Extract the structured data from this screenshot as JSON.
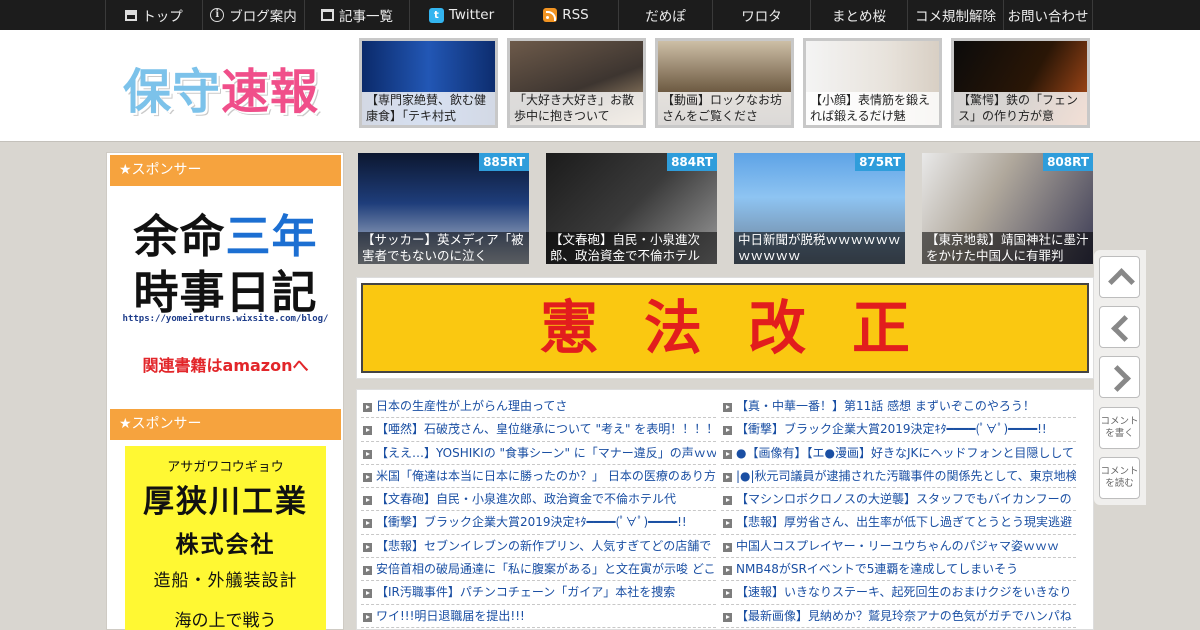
{
  "nav": [
    {
      "label": "トップ",
      "icon": "home-icon"
    },
    {
      "label": "ブログ案内",
      "icon": "info-icon"
    },
    {
      "label": "記事一覧",
      "icon": "list-icon"
    },
    {
      "label": "Twitter",
      "icon": "twitter-icon"
    },
    {
      "label": "RSS",
      "icon": "rss-icon"
    },
    {
      "label": "だめぽ"
    },
    {
      "label": "ワロタ"
    },
    {
      "label": "まとめ桜"
    },
    {
      "label": "コメ規制解除"
    },
    {
      "label": "お問い合わせ"
    }
  ],
  "header": {
    "logo_part1": "保守",
    "logo_part2": "速報",
    "featured": [
      {
        "caption": "【専門家絶賛、飲む健康食】「テキ村式"
      },
      {
        "caption": "「大好き大好き」お散歩中に抱きついて"
      },
      {
        "caption": "【動画】ロックなお坊さんをご覧くださ"
      },
      {
        "caption": "【小顔】表情筋を鍛えれば鍛えるだけ魅"
      },
      {
        "caption": "【驚愕】鉄の「フェンス」の作り方が意"
      }
    ]
  },
  "sidebar": {
    "sponsor_heading_1": "★スポンサー",
    "ad1": {
      "line1_a": "余命",
      "line1_b": "三年",
      "line2": "時事日記",
      "url": "https://yomeireturns.wixsite.com/blog/",
      "amazon": "関連書籍はamazonへ"
    },
    "sponsor_heading_2": "★スポンサー",
    "ad2": {
      "kana": "アサガワコウギョウ",
      "company": "厚狭川工業",
      "kk": "株式会社",
      "service": "造船・外艤装設計",
      "more": "海の上で戦う"
    }
  },
  "ranking": [
    {
      "rt": "885RT",
      "caption": "【サッカー】英メディア「被害者でもないのに泣く"
    },
    {
      "rt": "884RT",
      "caption": "【文春砲】自民・小泉進次郎、政治資金で不倫ホテル"
    },
    {
      "rt": "875RT",
      "caption": "中日新聞が脱税ｗｗｗｗｗｗｗｗｗｗｗ"
    },
    {
      "rt": "808RT",
      "caption": "【東京地裁】靖国神社に墨汁をかけた中国人に有罪判"
    }
  ],
  "banner": {
    "text": "憲法改正"
  },
  "articles_left": [
    "日本の生産性が上がらん理由ってさ",
    "【唖然】石破茂さん、皇位継承について \"考え\" を表明！！！！",
    "【ええ…】YOSHIKIの \"食事シーン\" に「マナー違反」の声ｗｗｗ",
    "米国「俺達は本当に日本に勝ったのか？」 日本の医療のあり方",
    "【文春砲】自民・小泉進次郎、政治資金で不倫ホテル代",
    "【衝撃】ブラック企業大賞2019決定ｷﾀ━━━━(ﾟ∀ﾟ)━━━━!!",
    "【悲報】セブンイレブンの新作プリン、人気すぎてどの店舗で",
    "安倍首相の破局通達に「私に腹案がある」と文在寅が示唆 どこ",
    "【IR汚職事件】パチンコチェーン「ガイア」本社を捜索",
    "ワイ!!!明日退職届を提出!!!"
  ],
  "articles_right": [
    "【真・中華一番！】第11話 感想 まずいぞこのやろう！",
    "【衝撃】ブラック企業大賞2019決定ｷﾀ━━━━(ﾟ∀ﾟ)━━━━!!",
    "●【画像有】【エ●漫画】好きなJKにヘッドフォンと目隠しして",
    "|●|秋元司議員が逮捕された汚職事件の関係先として、東京地検",
    "【マシンロボクロノスの大逆襲】スタッフでもバイカンフーの",
    "【悲報】厚労省さん、出生率が低下し過ぎてとうとう現実逃避",
    "中国人コスプレイヤー・リーユウちゃんのパジャマ姿ｗｗｗ",
    "NMB48がSRイベントで5連覇を達成してしまいそう",
    "【速報】いきなりステーキ、起死回生のおまけクジをいきなり",
    "【最新画像】見納めか？鷲見玲奈アナの色気がガチでハンパね"
  ],
  "float_buttons": {
    "comment_write": "コメントを書く",
    "comment_read": "コメントを読む"
  }
}
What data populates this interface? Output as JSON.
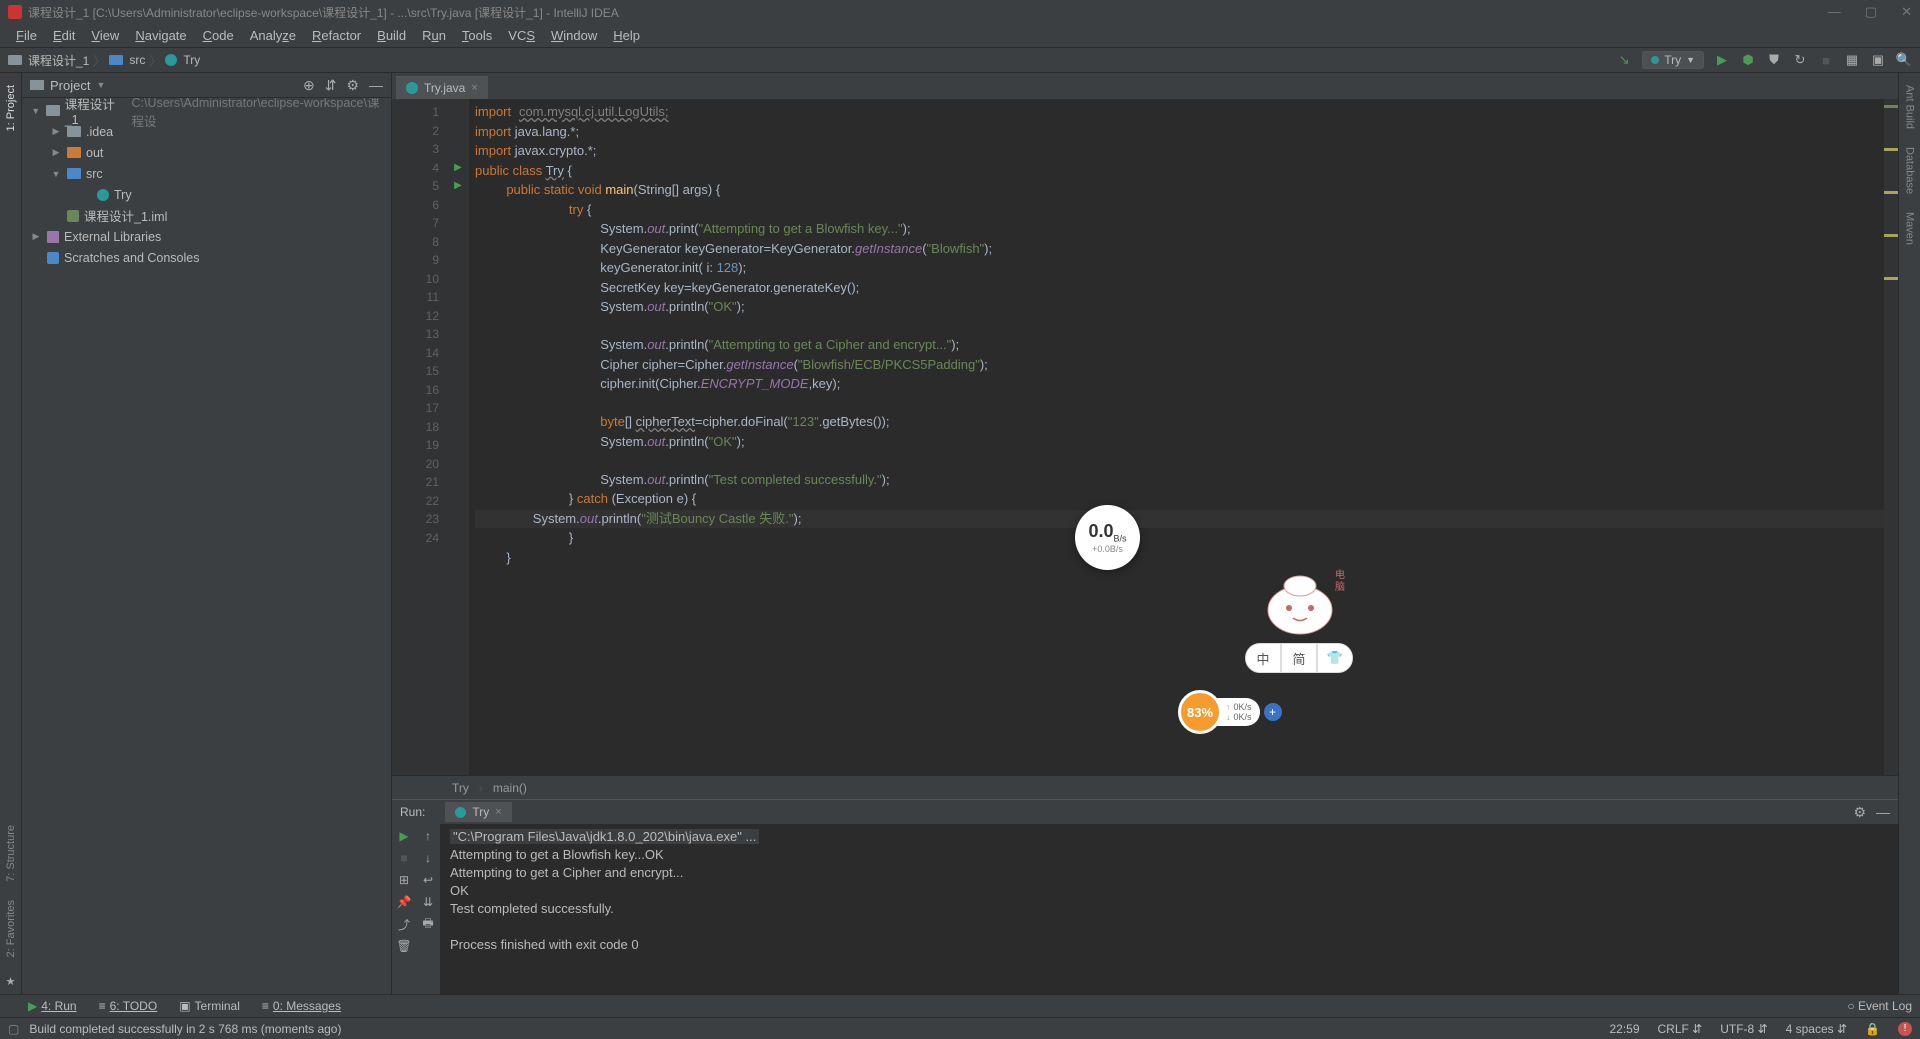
{
  "title": "课程设计_1 [C:\\Users\\Administrator\\eclipse-workspace\\课程设计_1] - ...\\src\\Try.java [课程设计_1] - IntelliJ IDEA",
  "menu": [
    "File",
    "Edit",
    "View",
    "Navigate",
    "Code",
    "Analyze",
    "Refactor",
    "Build",
    "Run",
    "Tools",
    "VCS",
    "Window",
    "Help"
  ],
  "breadcrumb": {
    "proj": "课程设计_1",
    "folder": "src",
    "file": "Try"
  },
  "run_cfg": "Try",
  "left_rail": [
    "1: Project",
    "7: Structure",
    "2: Favorites"
  ],
  "right_rail": [
    "Ant Build",
    "Database",
    "Maven"
  ],
  "project_panel": {
    "title": "Project",
    "root": {
      "name": "课程设计_1",
      "path": "C:\\Users\\Administrator\\eclipse-workspace\\课程设"
    },
    "idea": ".idea",
    "out": "out",
    "src": "src",
    "file_try": "Try",
    "iml": "课程设计_1.iml",
    "ext": "External Libraries",
    "scratch": "Scratches and Consoles"
  },
  "editor": {
    "tab": "Try.java",
    "lines": [
      "1",
      "2",
      "3",
      "4",
      "5",
      "6",
      "7",
      "8",
      "9",
      "10",
      "11",
      "12",
      "13",
      "14",
      "15",
      "16",
      "17",
      "18",
      "19",
      "20",
      "21",
      "22",
      "23",
      "24"
    ],
    "code": {
      "l1a": "import",
      "l1b": "com.mysql.cj.util.LogUtils;",
      "l2a": "import",
      "l2b": " java.lang.*;",
      "l3a": "import",
      "l3b": " javax.crypto.*;",
      "l4a": "public class ",
      "l4b": "Try",
      "l4c": " {",
      "l5a": "public static void ",
      "l5b": "main",
      "l5c": "(String[] args) {",
      "l6a": "try",
      "l6b": " {",
      "l7a": "System.",
      "l7b": "out",
      "l7c": ".print(",
      "l7d": "\"Attempting to get a Blowfish key...\"",
      "l7e": ");",
      "l8a": "KeyGenerator keyGenerator=KeyGenerator.",
      "l8b": "getInstance",
      "l8c": "(",
      "l8d": "\"Blowfish\"",
      "l8e": ");",
      "l9a": "keyGenerator.init( i: ",
      "l9b": "128",
      "l9c": ");",
      "l10": "SecretKey key=keyGenerator.generateKey();",
      "l11a": "System.",
      "l11b": "out",
      "l11c": ".println(",
      "l11d": "\"OK\"",
      "l11e": ");",
      "l13a": "System.",
      "l13b": "out",
      "l13c": ".println(",
      "l13d": "\"Attempting to get a Cipher and encrypt...\"",
      "l13e": ");",
      "l14a": "Cipher cipher=Cipher.",
      "l14b": "getInstance",
      "l14c": "(",
      "l14d": "\"Blowfish/ECB/PKCS5Padding\"",
      "l14e": ");",
      "l15a": "cipher.init(Cipher.",
      "l15b": "ENCRYPT_MODE",
      "l15c": ",key);",
      "l17a": "byte",
      "l17b": "[] ",
      "l17c": "cipherText",
      "l17d": "=cipher.doFinal(",
      "l17e": "\"123\"",
      "l17f": ".getBytes());",
      "l18a": "System.",
      "l18b": "out",
      "l18c": ".println(",
      "l18d": "\"OK\"",
      "l18e": ");",
      "l20a": "System.",
      "l20b": "out",
      "l20c": ".println(",
      "l20d": "\"Test completed successfully.\"",
      "l20e": ");",
      "l21a": "} ",
      "l21b": "catch",
      "l21c": " (Exception e) {",
      "l22a": "System.",
      "l22b": "out",
      "l22c": ".println(",
      "l22d": "\"测试Bouncy Castle 失败.\"",
      "l22e": ");",
      "l23": "}",
      "l24": "}"
    },
    "crumb1": "Try",
    "crumb2": "main()"
  },
  "run_panel": {
    "label": "Run:",
    "tab": "Try",
    "out1": "\"C:\\Program Files\\Java\\jdk1.8.0_202\\bin\\java.exe\" ...",
    "out2": "Attempting to get a Blowfish key...OK",
    "out3": "Attempting to get a Cipher and encrypt...",
    "out4": "OK",
    "out5": "Test completed successfully.",
    "out6": "Process finished with exit code 0"
  },
  "tool_strip": {
    "run": "4: Run",
    "todo": "6: TODO",
    "term": "Terminal",
    "msg": "0: Messages",
    "event": "Event Log"
  },
  "status": {
    "msg": "Build completed successfully in 2 s 768 ms (moments ago)",
    "time": "22:59",
    "crlf": "CRLF",
    "enc": "UTF-8",
    "indent": "4 spaces"
  },
  "floats": {
    "speed_big": "0.0",
    "speed_unit": "B/s",
    "speed_sub": "+0.0B/s",
    "pill1": "中",
    "pill2": "简",
    "perf_pct": "83%",
    "up": "0K/s",
    "down": "0K/s"
  }
}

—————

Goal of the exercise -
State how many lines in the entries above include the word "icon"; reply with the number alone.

Answer below -
5